(Listed entries begins)

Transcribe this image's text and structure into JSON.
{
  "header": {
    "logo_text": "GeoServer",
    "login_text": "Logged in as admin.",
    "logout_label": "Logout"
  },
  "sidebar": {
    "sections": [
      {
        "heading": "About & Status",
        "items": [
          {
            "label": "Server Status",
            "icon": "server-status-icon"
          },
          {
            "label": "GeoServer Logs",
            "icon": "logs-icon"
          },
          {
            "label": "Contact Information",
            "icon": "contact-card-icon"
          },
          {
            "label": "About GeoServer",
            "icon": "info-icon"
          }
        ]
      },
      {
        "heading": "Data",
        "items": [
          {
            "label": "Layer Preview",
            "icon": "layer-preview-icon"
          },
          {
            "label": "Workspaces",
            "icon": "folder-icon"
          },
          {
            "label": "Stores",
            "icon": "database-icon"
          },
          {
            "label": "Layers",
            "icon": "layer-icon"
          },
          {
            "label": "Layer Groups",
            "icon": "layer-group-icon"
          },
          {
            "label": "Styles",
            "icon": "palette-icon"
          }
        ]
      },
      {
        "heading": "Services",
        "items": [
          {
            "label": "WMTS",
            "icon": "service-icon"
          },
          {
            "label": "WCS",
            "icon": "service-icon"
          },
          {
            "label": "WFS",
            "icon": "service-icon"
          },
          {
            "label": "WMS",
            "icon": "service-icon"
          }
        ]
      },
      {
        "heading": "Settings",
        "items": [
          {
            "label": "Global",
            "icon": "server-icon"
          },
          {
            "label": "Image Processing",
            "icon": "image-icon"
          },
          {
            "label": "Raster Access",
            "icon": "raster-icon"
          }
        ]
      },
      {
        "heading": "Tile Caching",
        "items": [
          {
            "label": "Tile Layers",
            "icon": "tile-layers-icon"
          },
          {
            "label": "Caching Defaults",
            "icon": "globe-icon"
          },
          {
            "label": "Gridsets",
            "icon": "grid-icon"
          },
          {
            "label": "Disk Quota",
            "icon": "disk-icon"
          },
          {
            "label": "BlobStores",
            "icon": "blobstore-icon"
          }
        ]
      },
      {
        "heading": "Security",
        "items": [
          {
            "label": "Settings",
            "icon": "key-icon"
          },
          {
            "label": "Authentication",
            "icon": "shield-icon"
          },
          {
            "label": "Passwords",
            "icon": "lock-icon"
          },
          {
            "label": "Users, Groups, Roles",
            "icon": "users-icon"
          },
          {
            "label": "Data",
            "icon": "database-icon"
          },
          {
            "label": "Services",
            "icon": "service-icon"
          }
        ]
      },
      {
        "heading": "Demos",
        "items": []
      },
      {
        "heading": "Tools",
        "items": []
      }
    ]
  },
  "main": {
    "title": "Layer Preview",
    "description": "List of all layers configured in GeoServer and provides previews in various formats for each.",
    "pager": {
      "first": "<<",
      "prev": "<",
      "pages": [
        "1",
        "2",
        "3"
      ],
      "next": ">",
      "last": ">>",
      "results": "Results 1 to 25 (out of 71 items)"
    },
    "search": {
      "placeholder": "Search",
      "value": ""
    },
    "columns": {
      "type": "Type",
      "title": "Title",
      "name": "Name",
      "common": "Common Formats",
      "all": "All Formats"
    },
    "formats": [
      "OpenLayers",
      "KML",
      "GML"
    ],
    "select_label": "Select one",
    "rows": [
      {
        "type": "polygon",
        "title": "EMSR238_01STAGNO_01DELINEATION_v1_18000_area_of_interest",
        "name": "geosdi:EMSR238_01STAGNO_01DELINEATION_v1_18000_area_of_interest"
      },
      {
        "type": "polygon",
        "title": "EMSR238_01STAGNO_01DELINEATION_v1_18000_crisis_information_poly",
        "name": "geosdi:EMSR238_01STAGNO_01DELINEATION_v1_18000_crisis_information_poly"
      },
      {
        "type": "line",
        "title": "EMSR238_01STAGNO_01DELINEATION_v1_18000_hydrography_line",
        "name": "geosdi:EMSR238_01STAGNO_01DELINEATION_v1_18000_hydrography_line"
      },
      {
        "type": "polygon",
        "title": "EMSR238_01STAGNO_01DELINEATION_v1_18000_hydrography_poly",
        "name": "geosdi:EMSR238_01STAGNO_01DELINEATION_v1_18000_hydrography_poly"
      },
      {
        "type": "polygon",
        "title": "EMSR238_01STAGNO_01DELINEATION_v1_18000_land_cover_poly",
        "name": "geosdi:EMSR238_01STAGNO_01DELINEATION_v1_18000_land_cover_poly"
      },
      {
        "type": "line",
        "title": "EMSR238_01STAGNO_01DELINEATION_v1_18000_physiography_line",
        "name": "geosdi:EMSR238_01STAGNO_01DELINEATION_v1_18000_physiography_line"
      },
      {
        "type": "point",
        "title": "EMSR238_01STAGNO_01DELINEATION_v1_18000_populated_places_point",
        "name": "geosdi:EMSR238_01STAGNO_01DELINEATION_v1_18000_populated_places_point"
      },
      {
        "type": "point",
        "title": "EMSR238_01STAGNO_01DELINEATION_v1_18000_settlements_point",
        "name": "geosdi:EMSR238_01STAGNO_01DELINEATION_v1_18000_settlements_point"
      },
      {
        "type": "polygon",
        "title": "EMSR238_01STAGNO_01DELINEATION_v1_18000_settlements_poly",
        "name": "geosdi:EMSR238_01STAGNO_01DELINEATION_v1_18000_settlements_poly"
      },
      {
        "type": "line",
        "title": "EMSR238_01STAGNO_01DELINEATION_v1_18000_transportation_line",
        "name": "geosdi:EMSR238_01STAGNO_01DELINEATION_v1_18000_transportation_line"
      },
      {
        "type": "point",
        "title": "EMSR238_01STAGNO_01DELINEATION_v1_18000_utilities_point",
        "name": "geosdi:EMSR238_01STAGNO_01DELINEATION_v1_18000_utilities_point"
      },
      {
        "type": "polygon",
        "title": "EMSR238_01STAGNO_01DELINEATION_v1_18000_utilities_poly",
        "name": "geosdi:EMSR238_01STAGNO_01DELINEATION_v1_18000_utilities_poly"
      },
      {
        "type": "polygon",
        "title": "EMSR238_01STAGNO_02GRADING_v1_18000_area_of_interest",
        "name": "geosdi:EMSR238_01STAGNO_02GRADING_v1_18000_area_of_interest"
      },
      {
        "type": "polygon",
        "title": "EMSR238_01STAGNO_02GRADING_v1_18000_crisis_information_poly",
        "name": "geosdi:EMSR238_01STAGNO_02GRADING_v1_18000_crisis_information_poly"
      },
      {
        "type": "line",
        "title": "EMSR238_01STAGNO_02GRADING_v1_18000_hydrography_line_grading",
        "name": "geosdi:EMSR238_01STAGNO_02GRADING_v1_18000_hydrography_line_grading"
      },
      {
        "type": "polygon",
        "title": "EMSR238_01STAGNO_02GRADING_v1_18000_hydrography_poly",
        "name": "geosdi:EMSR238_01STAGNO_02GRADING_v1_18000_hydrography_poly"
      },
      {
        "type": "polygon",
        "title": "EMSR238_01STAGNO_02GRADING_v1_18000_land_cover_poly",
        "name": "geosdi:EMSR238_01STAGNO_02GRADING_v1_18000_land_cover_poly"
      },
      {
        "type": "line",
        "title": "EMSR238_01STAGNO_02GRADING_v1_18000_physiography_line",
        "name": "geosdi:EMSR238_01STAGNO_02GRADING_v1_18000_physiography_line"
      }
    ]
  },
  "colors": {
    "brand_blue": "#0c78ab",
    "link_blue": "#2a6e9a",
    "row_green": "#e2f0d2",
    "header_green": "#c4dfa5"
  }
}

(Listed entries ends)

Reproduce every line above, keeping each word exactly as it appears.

Transcribe this image's text and structure into JSON.
{
  "header": {
    "logo_text": "GeoServer",
    "login_text": "Logged in as admin.",
    "logout_label": "Logout"
  },
  "sidebar": {
    "sections": [
      {
        "heading": "About & Status",
        "items": [
          {
            "label": "Server Status",
            "icon": "server-status-icon"
          },
          {
            "label": "GeoServer Logs",
            "icon": "logs-icon"
          },
          {
            "label": "Contact Information",
            "icon": "contact-card-icon"
          },
          {
            "label": "About GeoServer",
            "icon": "info-icon"
          }
        ]
      },
      {
        "heading": "Data",
        "items": [
          {
            "label": "Layer Preview",
            "icon": "layer-preview-icon"
          },
          {
            "label": "Workspaces",
            "icon": "folder-icon"
          },
          {
            "label": "Stores",
            "icon": "database-icon"
          },
          {
            "label": "Layers",
            "icon": "layer-icon"
          },
          {
            "label": "Layer Groups",
            "icon": "layer-group-icon"
          },
          {
            "label": "Styles",
            "icon": "palette-icon"
          }
        ]
      },
      {
        "heading": "Services",
        "items": [
          {
            "label": "WMTS",
            "icon": "service-icon"
          },
          {
            "label": "WCS",
            "icon": "service-icon"
          },
          {
            "label": "WFS",
            "icon": "service-icon"
          },
          {
            "label": "WMS",
            "icon": "service-icon"
          }
        ]
      },
      {
        "heading": "Settings",
        "items": [
          {
            "label": "Global",
            "icon": "server-icon"
          },
          {
            "label": "Image Processing",
            "icon": "image-icon"
          },
          {
            "label": "Raster Access",
            "icon": "raster-icon"
          }
        ]
      },
      {
        "heading": "Tile Caching",
        "items": [
          {
            "label": "Tile Layers",
            "icon": "tile-layers-icon"
          },
          {
            "label": "Caching Defaults",
            "icon": "globe-icon"
          },
          {
            "label": "Gridsets",
            "icon": "grid-icon"
          },
          {
            "label": "Disk Quota",
            "icon": "disk-icon"
          },
          {
            "label": "BlobStores",
            "icon": "blobstore-icon"
          }
        ]
      },
      {
        "heading": "Security",
        "items": [
          {
            "label": "Settings",
            "icon": "key-icon"
          },
          {
            "label": "Authentication",
            "icon": "shield-icon"
          },
          {
            "label": "Passwords",
            "icon": "lock-icon"
          },
          {
            "label": "Users, Groups, Roles",
            "icon": "users-icon"
          },
          {
            "label": "Data",
            "icon": "database-icon"
          },
          {
            "label": "Services",
            "icon": "service-icon"
          }
        ]
      },
      {
        "heading": "Demos",
        "items": []
      },
      {
        "heading": "Tools",
        "items": []
      }
    ]
  },
  "main": {
    "title": "Layer Preview",
    "description": "List of all layers configured in GeoServer and provides previews in various formats for each.",
    "pager": {
      "first": "<<",
      "prev": "<",
      "pages": [
        "1",
        "2",
        "3"
      ],
      "next": ">",
      "last": ">>",
      "results": "Results 1 to 25 (out of 71 items)"
    },
    "search": {
      "placeholder": "Search",
      "value": ""
    },
    "columns": {
      "type": "Type",
      "title": "Title",
      "name": "Name",
      "common": "Common Formats",
      "all": "All Formats"
    },
    "formats": [
      "OpenLayers",
      "KML",
      "GML"
    ],
    "select_label": "Select one",
    "rows": [
      {
        "type": "polygon",
        "title": "EMSR238_01STAGNO_01DELINEATION_v1_18000_area_of_interest",
        "name": "geosdi:EMSR238_01STAGNO_01DELINEATION_v1_18000_area_of_interest"
      },
      {
        "type": "polygon",
        "title": "EMSR238_01STAGNO_01DELINEATION_v1_18000_crisis_information_poly",
        "name": "geosdi:EMSR238_01STAGNO_01DELINEATION_v1_18000_crisis_information_poly"
      },
      {
        "type": "line",
        "title": "EMSR238_01STAGNO_01DELINEATION_v1_18000_hydrography_line",
        "name": "geosdi:EMSR238_01STAGNO_01DELINEATION_v1_18000_hydrography_line"
      },
      {
        "type": "polygon",
        "title": "EMSR238_01STAGNO_01DELINEATION_v1_18000_hydrography_poly",
        "name": "geosdi:EMSR238_01STAGNO_01DELINEATION_v1_18000_hydrography_poly"
      },
      {
        "type": "polygon",
        "title": "EMSR238_01STAGNO_01DELINEATION_v1_18000_land_cover_poly",
        "name": "geosdi:EMSR238_01STAGNO_01DELINEATION_v1_18000_land_cover_poly"
      },
      {
        "type": "line",
        "title": "EMSR238_01STAGNO_01DELINEATION_v1_18000_physiography_line",
        "name": "geosdi:EMSR238_01STAGNO_01DELINEATION_v1_18000_physiography_line"
      },
      {
        "type": "point",
        "title": "EMSR238_01STAGNO_01DELINEATION_v1_18000_populated_places_point",
        "name": "geosdi:EMSR238_01STAGNO_01DELINEATION_v1_18000_populated_places_point"
      },
      {
        "type": "point",
        "title": "EMSR238_01STAGNO_01DELINEATION_v1_18000_settlements_point",
        "name": "geosdi:EMSR238_01STAGNO_01DELINEATION_v1_18000_settlements_point"
      },
      {
        "type": "polygon",
        "title": "EMSR238_01STAGNO_01DELINEATION_v1_18000_settlements_poly",
        "name": "geosdi:EMSR238_01STAGNO_01DELINEATION_v1_18000_settlements_poly"
      },
      {
        "type": "line",
        "title": "EMSR238_01STAGNO_01DELINEATION_v1_18000_transportation_line",
        "name": "geosdi:EMSR238_01STAGNO_01DELINEATION_v1_18000_transportation_line"
      },
      {
        "type": "point",
        "title": "EMSR238_01STAGNO_01DELINEATION_v1_18000_utilities_point",
        "name": "geosdi:EMSR238_01STAGNO_01DELINEATION_v1_18000_utilities_point"
      },
      {
        "type": "polygon",
        "title": "EMSR238_01STAGNO_01DELINEATION_v1_18000_utilities_poly",
        "name": "geosdi:EMSR238_01STAGNO_01DELINEATION_v1_18000_utilities_poly"
      },
      {
        "type": "polygon",
        "title": "EMSR238_01STAGNO_02GRADING_v1_18000_area_of_interest",
        "name": "geosdi:EMSR238_01STAGNO_02GRADING_v1_18000_area_of_interest"
      },
      {
        "type": "polygon",
        "title": "EMSR238_01STAGNO_02GRADING_v1_18000_crisis_information_poly",
        "name": "geosdi:EMSR238_01STAGNO_02GRADING_v1_18000_crisis_information_poly"
      },
      {
        "type": "line",
        "title": "EMSR238_01STAGNO_02GRADING_v1_18000_hydrography_line_grading",
        "name": "geosdi:EMSR238_01STAGNO_02GRADING_v1_18000_hydrography_line_grading"
      },
      {
        "type": "polygon",
        "title": "EMSR238_01STAGNO_02GRADING_v1_18000_hydrography_poly",
        "name": "geosdi:EMSR238_01STAGNO_02GRADING_v1_18000_hydrography_poly"
      },
      {
        "type": "polygon",
        "title": "EMSR238_01STAGNO_02GRADING_v1_18000_land_cover_poly",
        "name": "geosdi:EMSR238_01STAGNO_02GRADING_v1_18000_land_cover_poly"
      },
      {
        "type": "line",
        "title": "EMSR238_01STAGNO_02GRADING_v1_18000_physiography_line",
        "name": "geosdi:EMSR238_01STAGNO_02GRADING_v1_18000_physiography_line"
      }
    ]
  },
  "colors": {
    "brand_blue": "#0c78ab",
    "link_blue": "#2a6e9a",
    "row_green": "#e2f0d2",
    "header_green": "#c4dfa5"
  }
}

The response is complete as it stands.